Legal and ethical frameworks, usage rights

Researchers adopt a responsible approach to the constitutionally guaranteed freedom of research. They comply with rights and obligations, particularly those arising from legal requirements and contracts with third parties, and where necessary seek approvals and ethics statements and present these when required. With regard to research projects, the potential consequences of the research should be evaluated in detail and the ethical aspects should be assessed. The legal framework of a research project includes documented agreements on usage rights relating to data and results generated by the project.


Researchers maintain a continual awareness of the risks associated with the misuse of research results. Their responsibility is not limited to compliance with legal requirements but also includes an obligation to use their knowledge, experience and skills such that risks can be recognised, assessed and evaluated. They pay particular attention to the aspects associated with security-relevant research (dual use). HEIs and non-HEI research institutions are responsible for ensuring that their members’ and employees’ actions comply with regulations and promote this through suitable organisational structures. They develop binding ethical guidance and policies and define procedures to assess ethical issues relating to research projects.

Where possible and practicable, researchers conclude documented agreements on usage rights at the earliest possible point in a research project. Documented agreements are especially useful when multiple academic and/or non-academic institutions are involved in a research project or when it is likely that a researcher will move to a different institution and continue using the data he or she generated for his or her own research purposes. In particular, the researcher who collected the data is entitled to use them. During a research project, those entitled to use the data decide whether third parties should have access to them (subject to data protection regulations).

The dual use problem in mathematics

In many cases, basic research in both theoretical and applied mathematics has the potential to be significant to security-related research as well (possibly not until later). Just as a knife as a cutting tool can always be used as a weapon too, mathematical methods investigated in the field of control theory, for example, can often be used for both peaceful and military purposes. The same applies in the field of number theory with regard to its application in the fields of cryptography and coding theory.
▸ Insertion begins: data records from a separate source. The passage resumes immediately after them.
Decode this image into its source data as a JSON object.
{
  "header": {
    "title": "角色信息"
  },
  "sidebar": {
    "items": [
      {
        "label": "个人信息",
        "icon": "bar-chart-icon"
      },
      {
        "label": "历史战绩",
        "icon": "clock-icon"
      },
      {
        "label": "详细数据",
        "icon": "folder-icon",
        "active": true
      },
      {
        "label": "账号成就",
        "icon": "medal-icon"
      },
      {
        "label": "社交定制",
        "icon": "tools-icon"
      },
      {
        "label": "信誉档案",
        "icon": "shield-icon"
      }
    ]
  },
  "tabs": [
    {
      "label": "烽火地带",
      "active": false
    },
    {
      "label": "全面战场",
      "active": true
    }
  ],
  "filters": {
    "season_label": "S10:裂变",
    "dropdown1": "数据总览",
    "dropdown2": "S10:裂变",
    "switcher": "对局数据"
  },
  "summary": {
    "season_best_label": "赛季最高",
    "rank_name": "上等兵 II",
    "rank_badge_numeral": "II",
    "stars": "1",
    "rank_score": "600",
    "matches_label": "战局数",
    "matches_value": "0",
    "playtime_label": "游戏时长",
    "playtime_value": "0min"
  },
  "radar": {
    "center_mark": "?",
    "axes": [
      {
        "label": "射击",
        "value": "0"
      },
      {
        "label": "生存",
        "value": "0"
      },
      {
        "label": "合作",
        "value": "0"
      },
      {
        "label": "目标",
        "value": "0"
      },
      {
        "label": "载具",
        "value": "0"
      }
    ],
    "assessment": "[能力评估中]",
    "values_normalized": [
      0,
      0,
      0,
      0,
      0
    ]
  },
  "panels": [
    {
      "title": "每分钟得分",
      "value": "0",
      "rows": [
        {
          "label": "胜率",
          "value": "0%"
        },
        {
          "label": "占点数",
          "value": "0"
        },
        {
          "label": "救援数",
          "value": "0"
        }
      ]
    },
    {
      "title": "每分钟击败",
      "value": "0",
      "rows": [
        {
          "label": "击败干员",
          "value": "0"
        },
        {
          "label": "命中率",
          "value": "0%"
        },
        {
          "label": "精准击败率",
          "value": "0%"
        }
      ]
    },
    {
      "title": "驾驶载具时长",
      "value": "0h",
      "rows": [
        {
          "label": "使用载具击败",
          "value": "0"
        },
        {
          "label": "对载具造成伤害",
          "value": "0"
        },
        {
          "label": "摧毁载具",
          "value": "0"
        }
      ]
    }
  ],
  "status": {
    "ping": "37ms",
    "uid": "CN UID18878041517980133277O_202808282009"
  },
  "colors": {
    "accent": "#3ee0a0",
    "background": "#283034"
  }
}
The answer to this cannot be a general ban on basic mathematical research of course.

However, aspects and issues regarding security-related research should be addressed in accordance with the applicable rules and laws when there is evidence of the potential concrete applicability of mathematical research in security-related areas. Indications might include the field of application targeted by the researchers themselves, or else their own previous research background or that of cooperation partners. In the case of cooperative projects, one point that should always be taken into consideration and indeed critically questioned is whether the participating institutions or their sponsors or funders aim to achieve or even require the utilisation of research results in a security-related context.

The comment belongs to the following categories:

GL10 (Natural sciences)